  • I


You will be burning many more calories during the first 6 weeks after the birth of your baby.  You will have your uterus working hard and also if you are breastfeeding this burns calories also.  Drinking extra fluids to maintain your hydration levels and eating healthy foods to maintain your calorie count is so important at this time.  Not only is it a healthy choice it will help avoid constipation, help you lose baby weight more effectively and give you more energy.


  • E


Expect your emotions to be a little rocky.  Your body has a lot of regulating to do, so as those hormones sort themselves out your emotions may take a beating.  Common complaints include, increase in fatigue, increase or decrease of appetite,  overwhelmed, easily emotional, lack of confidence.  It is so important to keep an eye on new moms to make sure their emotional health is in check.  Make sure you have a strong support system to help you navigate through this.  If you notice that you struggling and begin to withdraw please seek medical support and find a women’s group that can support your struggles and help you find your strength.  Also studies are now showing that incorporating placenta encapsulation can help regulate your hormones after birth and greatly decreases the risk of postpartum depression.


  • S


There are many options for birth control after having a baby, even if you are breastfeeding.  So talk to your caregiver about options and to help you pick which one is right for you.  Warning: Breastfeeding is not a form of birth control.  Often you ovulate before your period starts so you would be pregnant before you knew your period was going to start.  Also remember that it is recommended to allow your body at least 12 months recovery time before you get pregnant again.  So keep those things in mind when deciding what method of birth control works for you.

    • T 



This is a fancy way of saying to emit or give off waste matter.  After you have your baby there is still some extra stuff needing to find it’s way out of you.  This is in the form of excess fluids.  So expect that you will have a lot of pee (this is also why it is so important to stay hydrated).  You will also sweat a lot.  Often you will find yourself waking up one morning covered in sweat and breast milk.  Glamorous not so much, but totally normal.  This will calm down when your body has gotten rid of your excess fluids.  So hey take a time out and have a nice shower or bath.  This can serve as double duty.
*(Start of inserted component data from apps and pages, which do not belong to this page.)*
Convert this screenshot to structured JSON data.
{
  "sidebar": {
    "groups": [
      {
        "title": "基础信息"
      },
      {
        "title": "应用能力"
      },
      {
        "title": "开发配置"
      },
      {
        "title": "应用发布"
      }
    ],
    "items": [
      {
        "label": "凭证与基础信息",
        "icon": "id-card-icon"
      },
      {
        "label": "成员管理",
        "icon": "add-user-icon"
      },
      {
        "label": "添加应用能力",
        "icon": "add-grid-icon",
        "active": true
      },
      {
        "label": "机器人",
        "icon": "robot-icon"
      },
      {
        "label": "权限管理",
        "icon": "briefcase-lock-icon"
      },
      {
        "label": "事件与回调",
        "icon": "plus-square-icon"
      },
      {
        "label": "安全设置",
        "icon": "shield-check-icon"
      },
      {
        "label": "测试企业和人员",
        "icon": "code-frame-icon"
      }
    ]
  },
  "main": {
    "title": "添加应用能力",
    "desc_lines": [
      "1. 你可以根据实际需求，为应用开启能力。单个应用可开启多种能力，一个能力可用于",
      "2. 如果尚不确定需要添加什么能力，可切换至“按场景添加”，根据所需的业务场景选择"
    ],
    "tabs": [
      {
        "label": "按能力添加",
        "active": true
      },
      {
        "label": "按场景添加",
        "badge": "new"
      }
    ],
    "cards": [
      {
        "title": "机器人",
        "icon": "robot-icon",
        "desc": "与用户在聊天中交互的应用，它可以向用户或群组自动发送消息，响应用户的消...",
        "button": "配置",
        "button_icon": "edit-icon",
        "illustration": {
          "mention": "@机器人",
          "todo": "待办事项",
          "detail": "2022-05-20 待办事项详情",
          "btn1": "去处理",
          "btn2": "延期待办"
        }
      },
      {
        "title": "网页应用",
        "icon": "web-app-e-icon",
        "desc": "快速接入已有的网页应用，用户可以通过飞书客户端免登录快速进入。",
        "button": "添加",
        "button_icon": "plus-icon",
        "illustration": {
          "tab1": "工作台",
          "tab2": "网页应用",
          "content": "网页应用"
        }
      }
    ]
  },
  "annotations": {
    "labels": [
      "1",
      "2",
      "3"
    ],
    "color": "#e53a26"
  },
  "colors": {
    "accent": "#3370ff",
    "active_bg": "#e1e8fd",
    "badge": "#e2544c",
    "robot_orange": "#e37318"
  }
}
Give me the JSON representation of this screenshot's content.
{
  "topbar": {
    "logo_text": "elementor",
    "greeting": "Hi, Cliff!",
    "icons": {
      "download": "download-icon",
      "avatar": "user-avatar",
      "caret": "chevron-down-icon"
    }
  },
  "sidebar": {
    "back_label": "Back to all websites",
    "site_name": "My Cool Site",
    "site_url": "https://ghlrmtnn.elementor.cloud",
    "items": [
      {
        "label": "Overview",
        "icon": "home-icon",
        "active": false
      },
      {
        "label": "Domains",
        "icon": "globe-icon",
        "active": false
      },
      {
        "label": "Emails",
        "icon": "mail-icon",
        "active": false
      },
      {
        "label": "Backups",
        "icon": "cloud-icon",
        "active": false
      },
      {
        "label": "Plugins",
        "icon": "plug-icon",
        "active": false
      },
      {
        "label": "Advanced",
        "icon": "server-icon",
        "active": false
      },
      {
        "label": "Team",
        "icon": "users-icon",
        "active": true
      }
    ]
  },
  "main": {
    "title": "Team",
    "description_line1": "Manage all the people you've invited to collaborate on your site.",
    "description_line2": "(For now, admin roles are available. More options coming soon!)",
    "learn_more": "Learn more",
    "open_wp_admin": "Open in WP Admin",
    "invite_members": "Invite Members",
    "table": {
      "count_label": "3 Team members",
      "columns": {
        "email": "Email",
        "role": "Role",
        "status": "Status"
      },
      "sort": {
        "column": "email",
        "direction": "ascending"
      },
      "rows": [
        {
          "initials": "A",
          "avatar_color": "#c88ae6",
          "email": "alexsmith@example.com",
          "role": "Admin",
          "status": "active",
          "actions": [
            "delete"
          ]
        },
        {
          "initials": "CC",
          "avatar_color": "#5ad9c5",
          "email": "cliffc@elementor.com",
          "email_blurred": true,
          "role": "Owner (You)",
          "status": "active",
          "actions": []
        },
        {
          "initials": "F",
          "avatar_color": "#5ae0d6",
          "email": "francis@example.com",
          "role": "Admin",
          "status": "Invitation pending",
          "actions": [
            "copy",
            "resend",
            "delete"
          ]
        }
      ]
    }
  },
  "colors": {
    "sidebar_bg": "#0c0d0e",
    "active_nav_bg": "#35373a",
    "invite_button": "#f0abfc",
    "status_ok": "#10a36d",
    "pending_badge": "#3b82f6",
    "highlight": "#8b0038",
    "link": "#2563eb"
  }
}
Although many of these things are not the most enjoyable to experience, remember, you just had your baby.  Enjoy it!  Take the time you need to recover and heal and soak up the attention, accept all the help and rest, rest, rest.